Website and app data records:
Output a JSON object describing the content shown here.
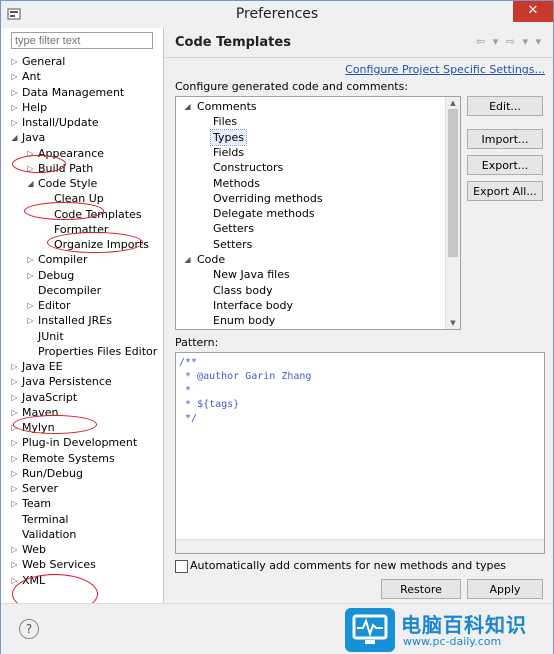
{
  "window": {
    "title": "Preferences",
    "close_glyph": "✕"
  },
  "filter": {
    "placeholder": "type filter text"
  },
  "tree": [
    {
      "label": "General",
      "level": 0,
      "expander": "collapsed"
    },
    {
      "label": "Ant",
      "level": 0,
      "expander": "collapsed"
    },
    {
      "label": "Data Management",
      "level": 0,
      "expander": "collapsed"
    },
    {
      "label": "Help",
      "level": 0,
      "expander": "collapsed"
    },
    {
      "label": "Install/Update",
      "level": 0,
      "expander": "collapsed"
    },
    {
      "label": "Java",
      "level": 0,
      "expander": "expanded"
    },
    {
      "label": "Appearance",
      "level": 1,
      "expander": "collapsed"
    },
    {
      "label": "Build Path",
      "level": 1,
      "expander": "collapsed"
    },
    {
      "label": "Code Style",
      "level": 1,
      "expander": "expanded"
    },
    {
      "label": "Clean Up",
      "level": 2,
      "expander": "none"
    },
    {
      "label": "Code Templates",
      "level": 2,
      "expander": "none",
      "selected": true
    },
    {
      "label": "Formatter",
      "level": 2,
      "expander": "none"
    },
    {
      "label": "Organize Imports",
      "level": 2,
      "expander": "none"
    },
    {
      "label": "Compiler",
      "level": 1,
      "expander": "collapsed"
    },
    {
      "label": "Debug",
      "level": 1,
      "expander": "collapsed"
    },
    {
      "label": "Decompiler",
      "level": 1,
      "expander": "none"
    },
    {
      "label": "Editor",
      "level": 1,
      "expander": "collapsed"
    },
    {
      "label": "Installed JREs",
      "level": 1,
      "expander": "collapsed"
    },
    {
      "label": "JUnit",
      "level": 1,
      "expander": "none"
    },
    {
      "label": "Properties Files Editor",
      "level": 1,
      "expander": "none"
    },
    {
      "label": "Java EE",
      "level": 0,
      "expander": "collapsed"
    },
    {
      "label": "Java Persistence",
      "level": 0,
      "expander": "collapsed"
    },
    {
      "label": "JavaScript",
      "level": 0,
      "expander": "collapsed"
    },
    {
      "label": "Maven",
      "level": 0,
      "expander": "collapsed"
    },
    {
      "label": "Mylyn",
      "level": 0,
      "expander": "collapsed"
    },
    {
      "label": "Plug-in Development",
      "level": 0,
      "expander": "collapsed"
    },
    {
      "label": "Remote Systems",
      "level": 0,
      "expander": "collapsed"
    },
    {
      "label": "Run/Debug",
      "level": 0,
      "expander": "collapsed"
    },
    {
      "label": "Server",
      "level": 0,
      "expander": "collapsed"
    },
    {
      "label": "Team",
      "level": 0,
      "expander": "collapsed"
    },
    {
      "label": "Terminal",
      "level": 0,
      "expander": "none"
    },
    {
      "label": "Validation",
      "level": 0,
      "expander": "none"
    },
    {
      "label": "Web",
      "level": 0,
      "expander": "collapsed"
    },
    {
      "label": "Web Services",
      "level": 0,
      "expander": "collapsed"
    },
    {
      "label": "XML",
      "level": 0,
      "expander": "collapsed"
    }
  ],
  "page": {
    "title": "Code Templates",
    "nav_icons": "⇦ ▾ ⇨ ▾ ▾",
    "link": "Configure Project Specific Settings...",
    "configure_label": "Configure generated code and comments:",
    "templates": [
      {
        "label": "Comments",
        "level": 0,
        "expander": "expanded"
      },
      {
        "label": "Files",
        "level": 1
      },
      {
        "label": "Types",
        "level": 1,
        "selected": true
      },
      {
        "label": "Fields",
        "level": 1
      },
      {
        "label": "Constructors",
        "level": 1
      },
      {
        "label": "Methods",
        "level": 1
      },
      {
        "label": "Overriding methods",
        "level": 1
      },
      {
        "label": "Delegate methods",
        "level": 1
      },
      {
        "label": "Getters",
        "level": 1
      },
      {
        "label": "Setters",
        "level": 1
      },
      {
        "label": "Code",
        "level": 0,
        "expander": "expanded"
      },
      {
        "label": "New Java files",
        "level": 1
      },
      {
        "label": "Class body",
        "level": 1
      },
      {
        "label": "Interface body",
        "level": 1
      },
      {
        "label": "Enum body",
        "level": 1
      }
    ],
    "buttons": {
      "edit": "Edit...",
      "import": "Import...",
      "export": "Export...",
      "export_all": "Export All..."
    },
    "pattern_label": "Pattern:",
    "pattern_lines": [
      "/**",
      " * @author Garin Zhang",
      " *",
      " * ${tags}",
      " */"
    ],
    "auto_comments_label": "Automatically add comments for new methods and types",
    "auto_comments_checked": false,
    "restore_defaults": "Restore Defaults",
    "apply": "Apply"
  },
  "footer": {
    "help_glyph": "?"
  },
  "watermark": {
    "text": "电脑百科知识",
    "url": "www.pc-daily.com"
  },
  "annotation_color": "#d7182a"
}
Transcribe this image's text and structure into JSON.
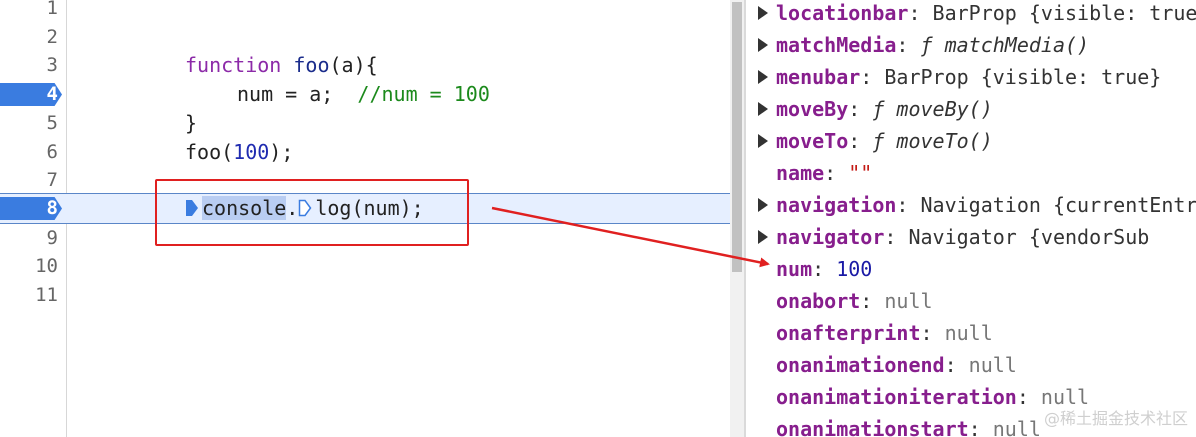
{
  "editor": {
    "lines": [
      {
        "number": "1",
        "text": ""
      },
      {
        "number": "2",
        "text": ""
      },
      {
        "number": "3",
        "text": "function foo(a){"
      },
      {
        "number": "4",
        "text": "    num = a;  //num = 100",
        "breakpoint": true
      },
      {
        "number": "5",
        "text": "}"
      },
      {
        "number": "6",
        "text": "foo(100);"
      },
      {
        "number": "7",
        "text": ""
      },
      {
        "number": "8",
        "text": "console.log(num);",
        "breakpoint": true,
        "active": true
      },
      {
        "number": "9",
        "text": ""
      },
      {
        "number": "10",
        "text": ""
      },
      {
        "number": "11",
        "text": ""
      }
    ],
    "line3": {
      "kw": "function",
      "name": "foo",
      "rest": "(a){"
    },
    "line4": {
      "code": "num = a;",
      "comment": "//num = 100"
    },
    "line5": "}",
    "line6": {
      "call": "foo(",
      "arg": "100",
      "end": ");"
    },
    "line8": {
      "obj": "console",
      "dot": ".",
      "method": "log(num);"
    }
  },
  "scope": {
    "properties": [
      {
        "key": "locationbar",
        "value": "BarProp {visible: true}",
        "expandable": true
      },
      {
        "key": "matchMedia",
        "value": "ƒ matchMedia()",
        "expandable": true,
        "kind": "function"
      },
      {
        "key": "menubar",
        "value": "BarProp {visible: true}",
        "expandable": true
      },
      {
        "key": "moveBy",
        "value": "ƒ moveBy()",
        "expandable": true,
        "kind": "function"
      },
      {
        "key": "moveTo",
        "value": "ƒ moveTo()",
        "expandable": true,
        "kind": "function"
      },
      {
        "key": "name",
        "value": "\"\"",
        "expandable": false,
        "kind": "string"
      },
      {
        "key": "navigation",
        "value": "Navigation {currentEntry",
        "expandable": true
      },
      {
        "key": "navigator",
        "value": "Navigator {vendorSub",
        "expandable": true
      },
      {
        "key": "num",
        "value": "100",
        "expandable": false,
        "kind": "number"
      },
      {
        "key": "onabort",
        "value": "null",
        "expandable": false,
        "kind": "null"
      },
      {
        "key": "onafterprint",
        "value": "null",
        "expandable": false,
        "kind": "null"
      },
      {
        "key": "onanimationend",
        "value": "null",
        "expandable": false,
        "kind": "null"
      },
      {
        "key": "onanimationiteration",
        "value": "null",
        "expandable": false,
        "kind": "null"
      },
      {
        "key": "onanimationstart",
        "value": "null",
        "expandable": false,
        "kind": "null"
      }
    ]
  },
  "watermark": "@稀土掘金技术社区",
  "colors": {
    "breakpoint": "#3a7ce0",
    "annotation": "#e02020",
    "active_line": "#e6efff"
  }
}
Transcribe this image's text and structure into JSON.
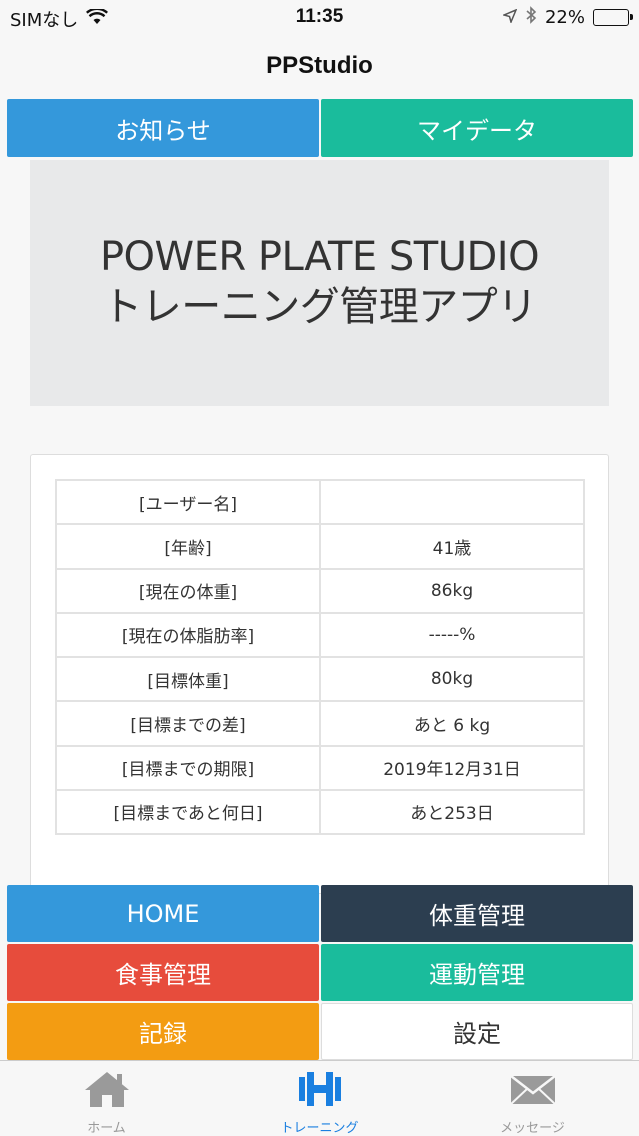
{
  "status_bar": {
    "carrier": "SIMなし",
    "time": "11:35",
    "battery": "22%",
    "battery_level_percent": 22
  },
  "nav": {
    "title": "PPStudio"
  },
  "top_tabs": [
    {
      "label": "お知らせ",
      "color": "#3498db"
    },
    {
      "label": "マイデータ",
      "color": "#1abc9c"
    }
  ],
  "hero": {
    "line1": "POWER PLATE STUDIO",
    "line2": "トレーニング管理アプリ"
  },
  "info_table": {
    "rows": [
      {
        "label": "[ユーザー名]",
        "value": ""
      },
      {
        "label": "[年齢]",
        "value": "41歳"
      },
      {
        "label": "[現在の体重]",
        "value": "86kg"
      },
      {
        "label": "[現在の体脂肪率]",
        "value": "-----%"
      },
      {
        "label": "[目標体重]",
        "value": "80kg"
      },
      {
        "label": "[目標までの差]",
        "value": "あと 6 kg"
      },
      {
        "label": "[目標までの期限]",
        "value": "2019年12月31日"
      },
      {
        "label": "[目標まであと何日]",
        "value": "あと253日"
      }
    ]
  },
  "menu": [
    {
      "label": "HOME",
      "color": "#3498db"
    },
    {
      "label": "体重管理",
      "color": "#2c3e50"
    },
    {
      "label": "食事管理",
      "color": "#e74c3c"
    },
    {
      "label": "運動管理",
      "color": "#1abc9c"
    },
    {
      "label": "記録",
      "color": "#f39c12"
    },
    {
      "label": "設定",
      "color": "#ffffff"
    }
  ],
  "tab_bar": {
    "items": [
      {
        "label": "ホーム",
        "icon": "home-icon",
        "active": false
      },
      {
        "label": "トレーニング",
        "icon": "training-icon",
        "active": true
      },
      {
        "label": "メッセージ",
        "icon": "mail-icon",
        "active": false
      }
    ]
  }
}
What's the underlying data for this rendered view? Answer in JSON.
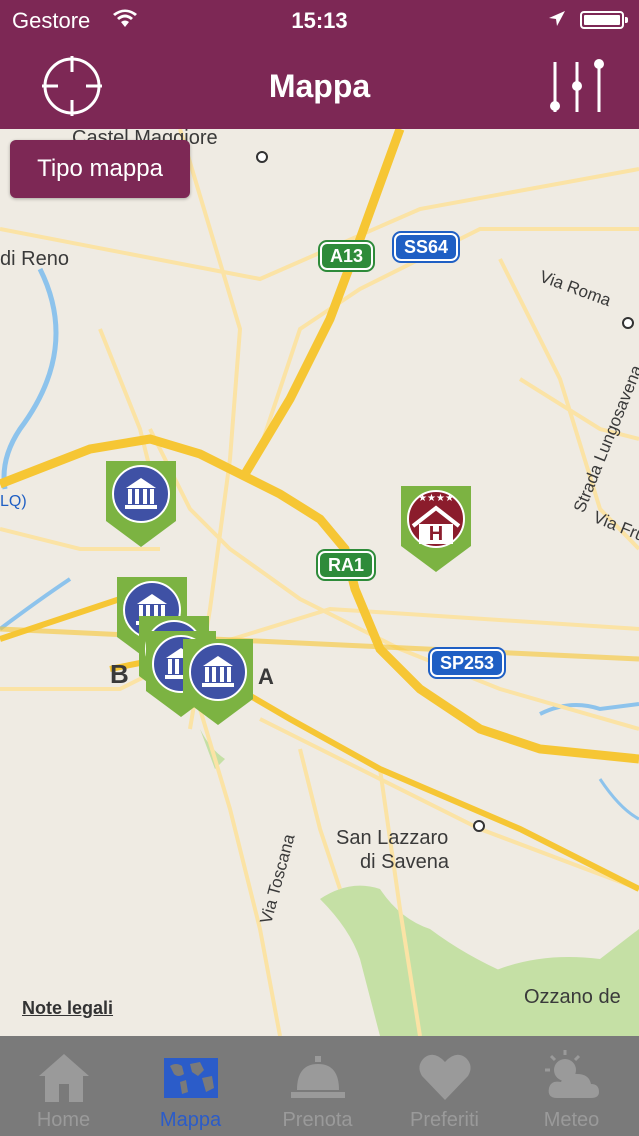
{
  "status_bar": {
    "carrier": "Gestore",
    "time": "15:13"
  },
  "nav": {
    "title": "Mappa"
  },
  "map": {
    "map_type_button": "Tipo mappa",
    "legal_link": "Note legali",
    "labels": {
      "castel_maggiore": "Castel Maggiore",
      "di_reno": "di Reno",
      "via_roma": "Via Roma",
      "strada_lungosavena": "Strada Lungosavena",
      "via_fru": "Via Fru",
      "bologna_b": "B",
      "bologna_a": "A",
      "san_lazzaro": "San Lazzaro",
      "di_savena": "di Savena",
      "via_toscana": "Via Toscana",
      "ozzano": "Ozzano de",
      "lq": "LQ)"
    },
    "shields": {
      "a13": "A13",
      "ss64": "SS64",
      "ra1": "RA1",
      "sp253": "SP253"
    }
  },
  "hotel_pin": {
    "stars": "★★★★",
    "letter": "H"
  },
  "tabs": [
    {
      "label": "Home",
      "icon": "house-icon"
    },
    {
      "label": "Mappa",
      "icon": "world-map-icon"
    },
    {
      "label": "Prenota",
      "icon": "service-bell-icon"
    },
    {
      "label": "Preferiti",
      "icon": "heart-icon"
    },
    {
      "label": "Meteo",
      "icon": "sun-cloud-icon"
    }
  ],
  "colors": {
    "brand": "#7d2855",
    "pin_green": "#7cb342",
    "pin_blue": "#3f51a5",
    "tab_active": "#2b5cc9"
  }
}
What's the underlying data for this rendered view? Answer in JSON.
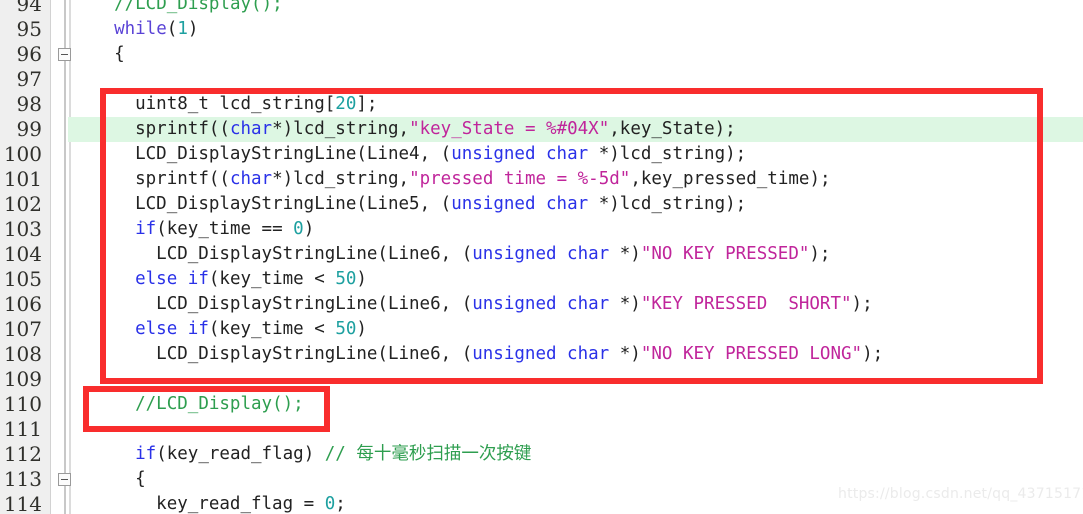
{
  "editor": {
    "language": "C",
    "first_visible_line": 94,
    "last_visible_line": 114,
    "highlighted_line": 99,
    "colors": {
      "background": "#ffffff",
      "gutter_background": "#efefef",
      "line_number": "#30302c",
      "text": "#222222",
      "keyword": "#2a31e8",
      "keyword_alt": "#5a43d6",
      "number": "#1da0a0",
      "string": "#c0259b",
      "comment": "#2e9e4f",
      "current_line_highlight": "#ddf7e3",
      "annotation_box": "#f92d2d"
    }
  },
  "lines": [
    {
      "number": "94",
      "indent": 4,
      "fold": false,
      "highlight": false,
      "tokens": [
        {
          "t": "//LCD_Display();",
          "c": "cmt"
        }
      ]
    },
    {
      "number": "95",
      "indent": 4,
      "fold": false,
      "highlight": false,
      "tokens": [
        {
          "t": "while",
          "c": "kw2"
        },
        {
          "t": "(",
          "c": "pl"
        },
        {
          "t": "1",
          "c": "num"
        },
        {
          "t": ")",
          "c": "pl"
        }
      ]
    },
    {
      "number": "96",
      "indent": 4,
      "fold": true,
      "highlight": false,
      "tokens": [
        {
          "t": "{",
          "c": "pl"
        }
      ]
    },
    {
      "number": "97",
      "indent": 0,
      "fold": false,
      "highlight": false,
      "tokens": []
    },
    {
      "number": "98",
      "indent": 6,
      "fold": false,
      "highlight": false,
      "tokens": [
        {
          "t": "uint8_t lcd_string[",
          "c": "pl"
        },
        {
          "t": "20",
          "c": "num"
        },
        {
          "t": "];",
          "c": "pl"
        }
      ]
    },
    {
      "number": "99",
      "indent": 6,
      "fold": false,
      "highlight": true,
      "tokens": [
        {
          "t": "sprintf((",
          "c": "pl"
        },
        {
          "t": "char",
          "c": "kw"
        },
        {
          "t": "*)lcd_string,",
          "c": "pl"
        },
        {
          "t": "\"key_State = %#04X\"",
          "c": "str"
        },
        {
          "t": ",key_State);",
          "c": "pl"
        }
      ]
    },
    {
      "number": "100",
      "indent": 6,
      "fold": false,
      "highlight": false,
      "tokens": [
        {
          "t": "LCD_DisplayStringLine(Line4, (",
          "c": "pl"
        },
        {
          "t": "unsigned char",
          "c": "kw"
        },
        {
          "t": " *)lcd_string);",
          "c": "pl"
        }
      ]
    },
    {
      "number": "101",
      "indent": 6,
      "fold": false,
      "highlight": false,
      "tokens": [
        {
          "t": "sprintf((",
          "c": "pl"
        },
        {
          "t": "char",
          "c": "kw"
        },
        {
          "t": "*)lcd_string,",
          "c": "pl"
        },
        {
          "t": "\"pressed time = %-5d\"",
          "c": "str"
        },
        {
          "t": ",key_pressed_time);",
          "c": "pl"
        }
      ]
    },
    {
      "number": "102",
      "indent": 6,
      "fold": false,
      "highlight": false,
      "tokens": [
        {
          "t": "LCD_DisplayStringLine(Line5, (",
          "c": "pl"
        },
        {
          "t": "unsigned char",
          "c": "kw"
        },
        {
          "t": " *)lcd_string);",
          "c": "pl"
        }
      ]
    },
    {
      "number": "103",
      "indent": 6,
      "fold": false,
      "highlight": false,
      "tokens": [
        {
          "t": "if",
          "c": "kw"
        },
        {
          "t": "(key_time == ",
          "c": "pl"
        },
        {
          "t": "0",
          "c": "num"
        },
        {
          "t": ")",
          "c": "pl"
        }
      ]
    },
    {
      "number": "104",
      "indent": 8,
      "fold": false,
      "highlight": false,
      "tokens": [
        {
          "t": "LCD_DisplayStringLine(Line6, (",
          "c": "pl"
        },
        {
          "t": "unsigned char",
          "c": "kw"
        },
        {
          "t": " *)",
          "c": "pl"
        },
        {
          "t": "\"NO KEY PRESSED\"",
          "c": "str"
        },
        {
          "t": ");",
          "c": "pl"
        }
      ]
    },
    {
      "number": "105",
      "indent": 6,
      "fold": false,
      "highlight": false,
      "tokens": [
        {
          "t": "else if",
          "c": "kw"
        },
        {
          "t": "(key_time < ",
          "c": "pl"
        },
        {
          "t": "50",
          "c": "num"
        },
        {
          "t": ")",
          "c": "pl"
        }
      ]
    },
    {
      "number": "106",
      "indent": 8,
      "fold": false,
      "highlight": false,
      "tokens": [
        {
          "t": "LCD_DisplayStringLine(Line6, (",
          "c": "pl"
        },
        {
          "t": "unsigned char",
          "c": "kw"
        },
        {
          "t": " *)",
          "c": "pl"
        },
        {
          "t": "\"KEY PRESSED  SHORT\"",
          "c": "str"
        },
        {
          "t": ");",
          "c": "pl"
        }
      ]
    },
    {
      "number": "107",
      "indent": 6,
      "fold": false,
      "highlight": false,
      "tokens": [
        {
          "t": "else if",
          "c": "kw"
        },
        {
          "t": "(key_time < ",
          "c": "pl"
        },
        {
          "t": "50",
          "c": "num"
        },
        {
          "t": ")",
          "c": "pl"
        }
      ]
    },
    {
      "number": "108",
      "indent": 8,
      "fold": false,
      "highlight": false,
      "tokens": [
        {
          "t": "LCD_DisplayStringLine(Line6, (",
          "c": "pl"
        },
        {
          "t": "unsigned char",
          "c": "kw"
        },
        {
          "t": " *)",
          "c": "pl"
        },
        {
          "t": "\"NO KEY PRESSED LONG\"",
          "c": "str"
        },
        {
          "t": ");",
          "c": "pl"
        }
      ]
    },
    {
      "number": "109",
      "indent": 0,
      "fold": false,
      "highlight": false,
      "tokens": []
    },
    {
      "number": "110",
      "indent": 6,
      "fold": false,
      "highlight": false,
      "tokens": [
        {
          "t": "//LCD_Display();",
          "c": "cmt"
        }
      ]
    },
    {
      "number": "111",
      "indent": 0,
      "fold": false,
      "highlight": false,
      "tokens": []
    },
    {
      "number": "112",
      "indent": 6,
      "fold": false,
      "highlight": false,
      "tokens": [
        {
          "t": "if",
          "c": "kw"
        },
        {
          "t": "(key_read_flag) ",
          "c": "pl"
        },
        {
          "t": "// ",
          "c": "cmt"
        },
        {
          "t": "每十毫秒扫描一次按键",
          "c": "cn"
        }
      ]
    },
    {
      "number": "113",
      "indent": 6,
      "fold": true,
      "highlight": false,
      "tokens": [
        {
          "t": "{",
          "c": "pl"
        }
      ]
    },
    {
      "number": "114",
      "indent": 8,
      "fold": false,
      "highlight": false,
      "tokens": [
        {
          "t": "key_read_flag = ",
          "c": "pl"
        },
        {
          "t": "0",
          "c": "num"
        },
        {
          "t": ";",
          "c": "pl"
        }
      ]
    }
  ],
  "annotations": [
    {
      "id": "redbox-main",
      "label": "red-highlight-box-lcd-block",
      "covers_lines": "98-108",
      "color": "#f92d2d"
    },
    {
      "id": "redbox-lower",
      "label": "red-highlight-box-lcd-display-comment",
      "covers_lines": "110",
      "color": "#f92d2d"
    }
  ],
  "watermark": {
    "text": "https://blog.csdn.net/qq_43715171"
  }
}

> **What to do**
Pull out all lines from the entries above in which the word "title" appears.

> **Exercise answer**
    "title": "Preferences",
    "title": "Code Templates",
    "title": "PPStudio"
    "title": "Mappa"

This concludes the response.